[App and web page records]

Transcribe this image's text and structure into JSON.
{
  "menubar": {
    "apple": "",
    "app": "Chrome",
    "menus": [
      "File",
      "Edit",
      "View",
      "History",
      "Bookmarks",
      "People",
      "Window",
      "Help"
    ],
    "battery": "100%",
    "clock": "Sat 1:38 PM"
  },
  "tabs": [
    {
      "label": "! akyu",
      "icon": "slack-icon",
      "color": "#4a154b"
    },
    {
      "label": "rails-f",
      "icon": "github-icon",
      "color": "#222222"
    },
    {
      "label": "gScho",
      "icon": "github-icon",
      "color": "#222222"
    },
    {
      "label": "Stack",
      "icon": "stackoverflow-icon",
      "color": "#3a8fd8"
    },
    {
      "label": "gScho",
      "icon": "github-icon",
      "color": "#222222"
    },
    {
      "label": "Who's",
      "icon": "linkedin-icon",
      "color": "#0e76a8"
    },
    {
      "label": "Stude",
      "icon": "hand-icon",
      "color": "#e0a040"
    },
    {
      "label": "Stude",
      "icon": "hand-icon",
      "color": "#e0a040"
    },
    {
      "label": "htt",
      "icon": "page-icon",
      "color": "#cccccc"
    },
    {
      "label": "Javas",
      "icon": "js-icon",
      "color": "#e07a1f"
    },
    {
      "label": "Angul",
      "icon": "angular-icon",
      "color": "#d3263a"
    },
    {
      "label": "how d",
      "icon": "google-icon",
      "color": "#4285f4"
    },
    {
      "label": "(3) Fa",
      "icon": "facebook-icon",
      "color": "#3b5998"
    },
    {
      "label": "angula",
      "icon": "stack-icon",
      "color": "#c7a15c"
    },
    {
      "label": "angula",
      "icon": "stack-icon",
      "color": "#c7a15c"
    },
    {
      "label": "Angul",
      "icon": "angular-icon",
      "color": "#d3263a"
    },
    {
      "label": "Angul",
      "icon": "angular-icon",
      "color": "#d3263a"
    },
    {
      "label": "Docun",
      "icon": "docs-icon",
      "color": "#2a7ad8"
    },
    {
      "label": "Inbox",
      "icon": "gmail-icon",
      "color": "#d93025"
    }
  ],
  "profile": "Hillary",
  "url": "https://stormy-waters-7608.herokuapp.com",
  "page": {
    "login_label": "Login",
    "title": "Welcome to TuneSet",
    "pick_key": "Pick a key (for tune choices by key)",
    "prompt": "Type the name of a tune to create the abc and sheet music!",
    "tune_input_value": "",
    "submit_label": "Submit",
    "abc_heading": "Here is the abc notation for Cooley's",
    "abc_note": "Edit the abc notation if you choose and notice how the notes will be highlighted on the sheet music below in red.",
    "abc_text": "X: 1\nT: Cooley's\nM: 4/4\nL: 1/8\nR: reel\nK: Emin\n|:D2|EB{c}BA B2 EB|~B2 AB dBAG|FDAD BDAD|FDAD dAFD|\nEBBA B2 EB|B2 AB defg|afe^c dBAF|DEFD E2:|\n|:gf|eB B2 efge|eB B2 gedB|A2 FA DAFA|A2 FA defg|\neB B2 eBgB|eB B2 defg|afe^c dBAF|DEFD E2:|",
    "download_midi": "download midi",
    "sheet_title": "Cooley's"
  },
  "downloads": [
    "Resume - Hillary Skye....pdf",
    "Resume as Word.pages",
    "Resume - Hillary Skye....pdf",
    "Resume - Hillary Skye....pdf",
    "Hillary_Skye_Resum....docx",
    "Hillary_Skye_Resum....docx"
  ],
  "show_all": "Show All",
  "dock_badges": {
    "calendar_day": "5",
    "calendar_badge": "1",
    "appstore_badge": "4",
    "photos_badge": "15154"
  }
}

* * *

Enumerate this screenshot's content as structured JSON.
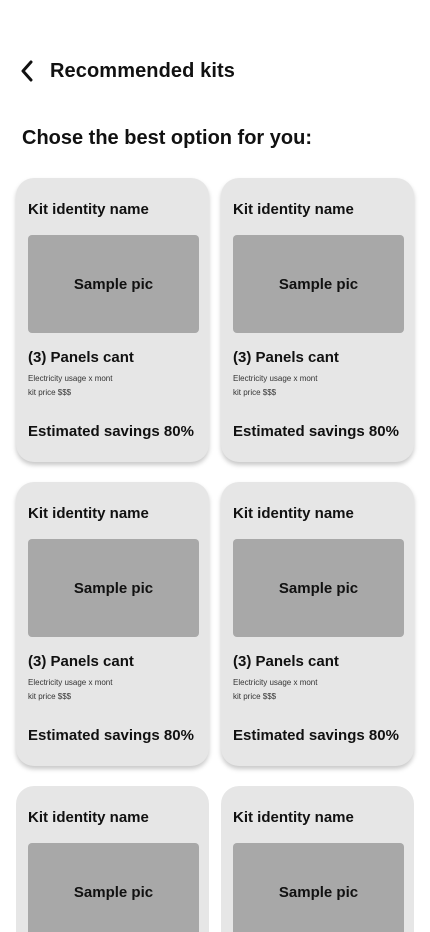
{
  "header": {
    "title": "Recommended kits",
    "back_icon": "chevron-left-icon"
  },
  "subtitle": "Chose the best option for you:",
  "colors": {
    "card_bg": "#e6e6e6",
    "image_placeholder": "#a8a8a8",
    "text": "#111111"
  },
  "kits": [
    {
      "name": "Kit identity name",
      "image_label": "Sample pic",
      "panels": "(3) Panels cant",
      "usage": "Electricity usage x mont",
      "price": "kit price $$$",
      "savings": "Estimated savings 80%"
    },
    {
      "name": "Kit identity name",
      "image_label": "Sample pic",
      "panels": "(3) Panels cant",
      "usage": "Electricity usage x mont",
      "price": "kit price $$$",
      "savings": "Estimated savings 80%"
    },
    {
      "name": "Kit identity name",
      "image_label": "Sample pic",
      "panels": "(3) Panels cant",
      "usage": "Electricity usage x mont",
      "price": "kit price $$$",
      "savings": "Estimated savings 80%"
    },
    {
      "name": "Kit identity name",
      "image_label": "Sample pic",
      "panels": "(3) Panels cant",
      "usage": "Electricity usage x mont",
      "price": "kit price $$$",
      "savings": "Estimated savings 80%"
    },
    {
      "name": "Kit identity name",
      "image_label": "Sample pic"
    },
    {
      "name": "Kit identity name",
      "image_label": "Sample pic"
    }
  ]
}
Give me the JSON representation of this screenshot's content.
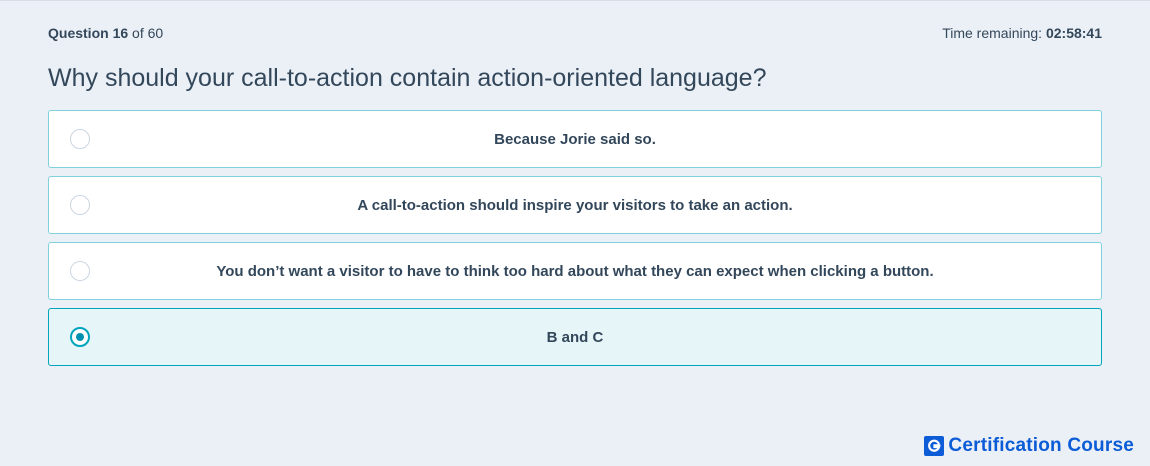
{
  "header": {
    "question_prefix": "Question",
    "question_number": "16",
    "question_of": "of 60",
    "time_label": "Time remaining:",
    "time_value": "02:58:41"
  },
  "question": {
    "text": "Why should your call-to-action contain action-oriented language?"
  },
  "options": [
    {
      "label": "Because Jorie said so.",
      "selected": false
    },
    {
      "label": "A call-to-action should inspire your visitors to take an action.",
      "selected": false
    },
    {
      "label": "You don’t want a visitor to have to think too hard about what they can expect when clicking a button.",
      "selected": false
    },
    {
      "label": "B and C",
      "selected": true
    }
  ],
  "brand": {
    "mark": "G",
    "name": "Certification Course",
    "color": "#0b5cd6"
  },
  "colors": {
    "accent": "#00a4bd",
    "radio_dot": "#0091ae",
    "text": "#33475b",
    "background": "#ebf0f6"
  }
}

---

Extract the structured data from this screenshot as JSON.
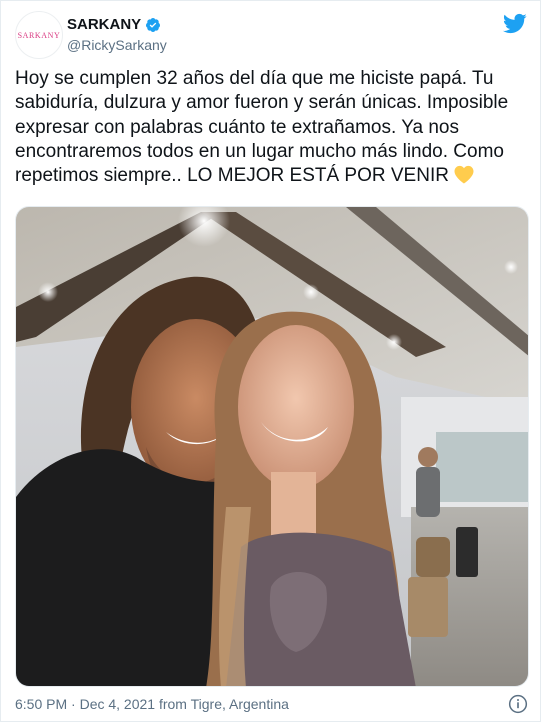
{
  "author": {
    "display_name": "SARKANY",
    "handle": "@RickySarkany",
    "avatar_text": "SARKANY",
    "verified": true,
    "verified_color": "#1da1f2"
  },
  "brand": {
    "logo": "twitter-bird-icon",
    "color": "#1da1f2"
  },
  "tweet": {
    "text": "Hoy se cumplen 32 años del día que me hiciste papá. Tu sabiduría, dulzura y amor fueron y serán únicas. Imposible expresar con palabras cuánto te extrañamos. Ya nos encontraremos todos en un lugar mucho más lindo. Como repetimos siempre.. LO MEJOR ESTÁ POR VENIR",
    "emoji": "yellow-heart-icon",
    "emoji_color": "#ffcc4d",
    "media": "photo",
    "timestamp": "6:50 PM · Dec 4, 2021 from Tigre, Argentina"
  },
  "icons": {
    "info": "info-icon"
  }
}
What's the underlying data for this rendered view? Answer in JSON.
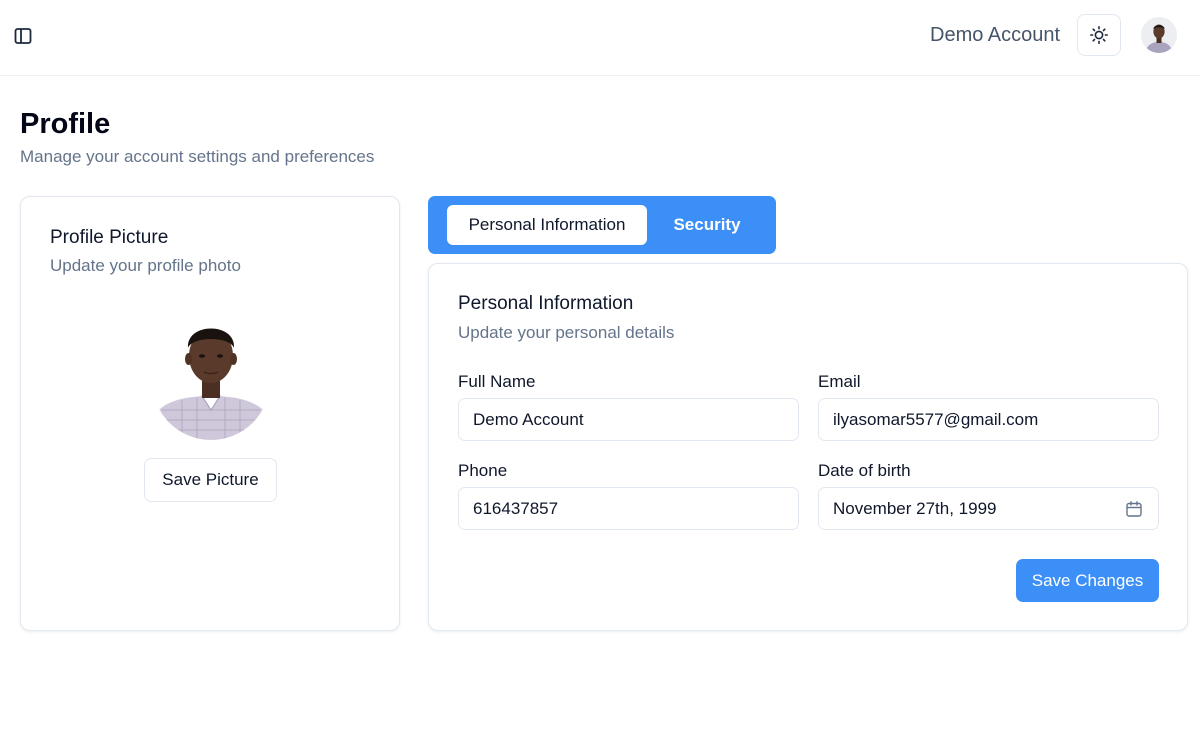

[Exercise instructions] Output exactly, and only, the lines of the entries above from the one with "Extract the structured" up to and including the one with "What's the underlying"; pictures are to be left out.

[Problem solution]
Extract the structured data from this screenshot as JSON.
{
  "author": {
    "display_name": "SARKANY",
    "handle": "@RickySarkany",
    "avatar_text": "SARKANY",
    "verified": true,
    "verified_color": "#1da1f2"
  },
  "brand": {
    "logo": "twitter-bird-icon",
    "color": "#1da1f2"
  },
  "tweet": {
    "text": "Hoy se cumplen 32 años del día que me hiciste papá. Tu sabiduría, dulzura y amor fueron y serán únicas. Imposible expresar con palabras cuánto te extrañamos. Ya nos encontraremos todos en un lugar mucho más lindo. Como repetimos siempre.. LO MEJOR ESTÁ POR VENIR",
    "emoji": "yellow-heart-icon",
    "emoji_color": "#ffcc4d",
    "media": "photo",
    "timestamp": "6:50 PM · Dec 4, 2021 from Tigre, Argentina"
  },
  "icons": {
    "info": "info-icon"
  }
}
What's the underlying data for this rendered view? Answer in JSON.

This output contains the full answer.